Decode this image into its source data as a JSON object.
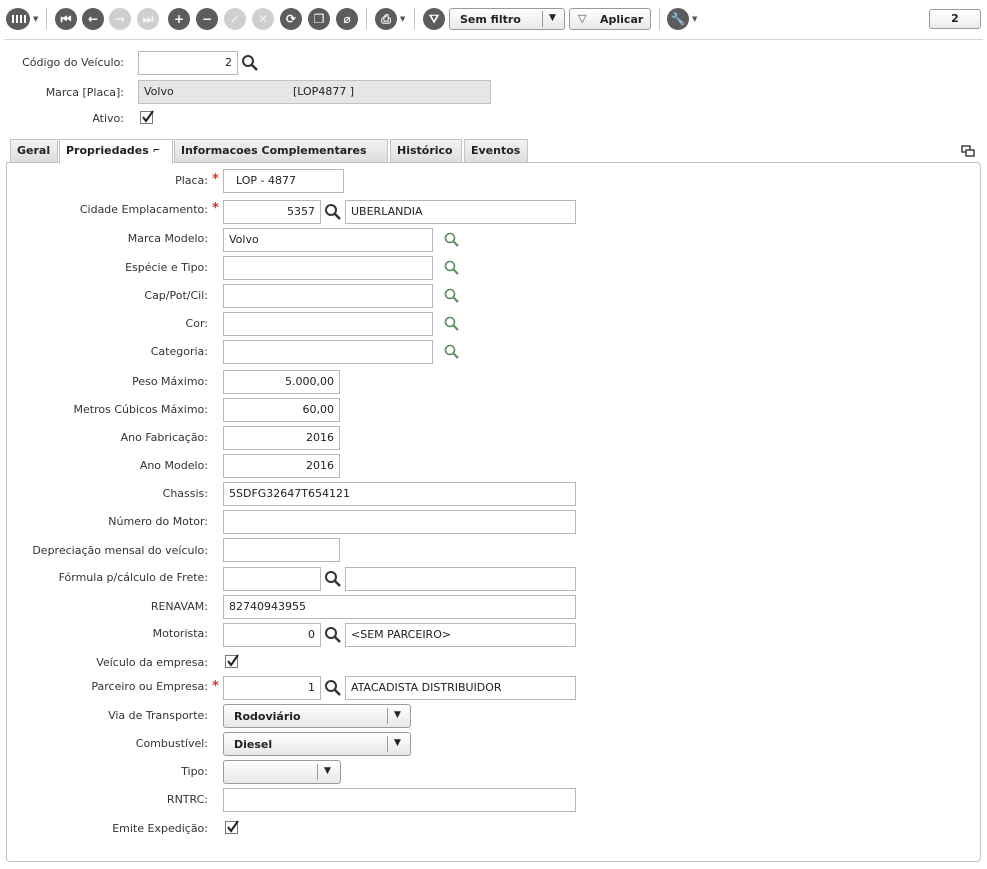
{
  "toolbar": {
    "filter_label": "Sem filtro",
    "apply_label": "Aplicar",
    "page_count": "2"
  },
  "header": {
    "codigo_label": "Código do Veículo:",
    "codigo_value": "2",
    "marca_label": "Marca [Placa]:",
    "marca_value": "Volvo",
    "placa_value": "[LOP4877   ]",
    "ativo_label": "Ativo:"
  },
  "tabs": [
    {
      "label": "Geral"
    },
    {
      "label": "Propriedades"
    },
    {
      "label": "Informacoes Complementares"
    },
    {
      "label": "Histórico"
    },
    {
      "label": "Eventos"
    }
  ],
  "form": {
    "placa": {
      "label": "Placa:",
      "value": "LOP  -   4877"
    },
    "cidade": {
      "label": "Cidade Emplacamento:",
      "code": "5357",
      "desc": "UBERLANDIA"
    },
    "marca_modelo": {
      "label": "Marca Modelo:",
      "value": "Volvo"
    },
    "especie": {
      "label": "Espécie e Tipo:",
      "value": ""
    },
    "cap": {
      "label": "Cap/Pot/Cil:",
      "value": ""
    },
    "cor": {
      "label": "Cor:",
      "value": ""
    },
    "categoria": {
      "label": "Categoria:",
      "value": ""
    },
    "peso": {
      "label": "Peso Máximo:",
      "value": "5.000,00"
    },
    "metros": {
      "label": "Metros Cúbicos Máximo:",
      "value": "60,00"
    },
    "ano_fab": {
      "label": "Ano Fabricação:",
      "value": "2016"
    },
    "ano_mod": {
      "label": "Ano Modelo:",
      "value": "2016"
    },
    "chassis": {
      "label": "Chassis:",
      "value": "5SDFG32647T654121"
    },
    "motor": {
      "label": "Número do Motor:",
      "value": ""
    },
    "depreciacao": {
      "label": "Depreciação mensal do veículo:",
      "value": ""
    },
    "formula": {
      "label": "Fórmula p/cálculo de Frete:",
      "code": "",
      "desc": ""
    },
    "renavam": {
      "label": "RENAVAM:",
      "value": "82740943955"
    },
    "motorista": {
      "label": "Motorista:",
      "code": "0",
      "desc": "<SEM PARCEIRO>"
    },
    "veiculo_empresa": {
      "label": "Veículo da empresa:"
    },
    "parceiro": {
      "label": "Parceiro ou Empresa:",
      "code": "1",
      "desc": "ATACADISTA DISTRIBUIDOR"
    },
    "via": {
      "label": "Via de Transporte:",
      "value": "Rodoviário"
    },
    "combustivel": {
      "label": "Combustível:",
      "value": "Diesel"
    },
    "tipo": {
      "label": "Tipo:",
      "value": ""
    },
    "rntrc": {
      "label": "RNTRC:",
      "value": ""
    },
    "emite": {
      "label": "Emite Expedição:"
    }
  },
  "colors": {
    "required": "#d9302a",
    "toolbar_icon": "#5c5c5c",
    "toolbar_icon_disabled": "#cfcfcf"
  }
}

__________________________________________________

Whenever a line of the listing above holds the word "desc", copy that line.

      "desc": "UBERLANDIA"
      "desc": ""
      "desc": "<SEM PARCEIRO>"
      "desc": "ATACADISTA DISTRIBUIDOR"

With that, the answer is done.